Your task: Every record must be copied exactly.

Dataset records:
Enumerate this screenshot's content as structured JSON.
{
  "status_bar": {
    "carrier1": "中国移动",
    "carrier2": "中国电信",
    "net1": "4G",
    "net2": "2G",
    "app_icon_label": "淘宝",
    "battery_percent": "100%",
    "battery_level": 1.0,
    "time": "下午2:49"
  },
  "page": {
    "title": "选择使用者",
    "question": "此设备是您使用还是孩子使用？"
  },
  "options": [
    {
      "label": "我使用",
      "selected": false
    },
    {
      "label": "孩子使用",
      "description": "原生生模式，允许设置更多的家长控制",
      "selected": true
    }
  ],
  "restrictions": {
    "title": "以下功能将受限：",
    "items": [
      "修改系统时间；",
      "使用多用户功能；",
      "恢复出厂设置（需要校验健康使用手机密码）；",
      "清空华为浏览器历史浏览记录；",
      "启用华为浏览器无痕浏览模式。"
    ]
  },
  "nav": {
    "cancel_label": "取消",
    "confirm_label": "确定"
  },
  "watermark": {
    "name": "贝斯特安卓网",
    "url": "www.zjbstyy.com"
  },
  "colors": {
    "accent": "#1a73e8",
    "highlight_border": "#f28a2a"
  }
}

Reply:
Enumerate this screenshot's content as structured JSON.
{
  "status_bar": {
    "carrier1": "中国移动",
    "carrier2": "中国电信",
    "net1": "4G",
    "net2": "2G",
    "app_icon_label": "淘宝",
    "battery_percent": "100%",
    "battery_level": 1.0,
    "time": "下午2:49"
  },
  "page": {
    "title": "选择使用者",
    "question": "此设备是您使用还是孩子使用？"
  },
  "options": [
    {
      "label": "我使用",
      "selected": false
    },
    {
      "label": "孩子使用",
      "description": "原生生模式，允许设置更多的家长控制",
      "selected": true
    }
  ],
  "restrictions": {
    "title": "以下功能将受限：",
    "items": [
      "修改系统时间；",
      "使用多用户功能；",
      "恢复出厂设置（需要校验健康使用手机密码）；",
      "清空华为浏览器历史浏览记录；",
      "启用华为浏览器无痕浏览模式。"
    ]
  },
  "nav": {
    "cancel_label": "取消",
    "confirm_label": "确定"
  },
  "watermark": {
    "name": "贝斯特安卓网",
    "url": "www.zjbstyy.com"
  },
  "colors": {
    "accent": "#1a73e8",
    "highlight_border": "#f28a2a"
  }
}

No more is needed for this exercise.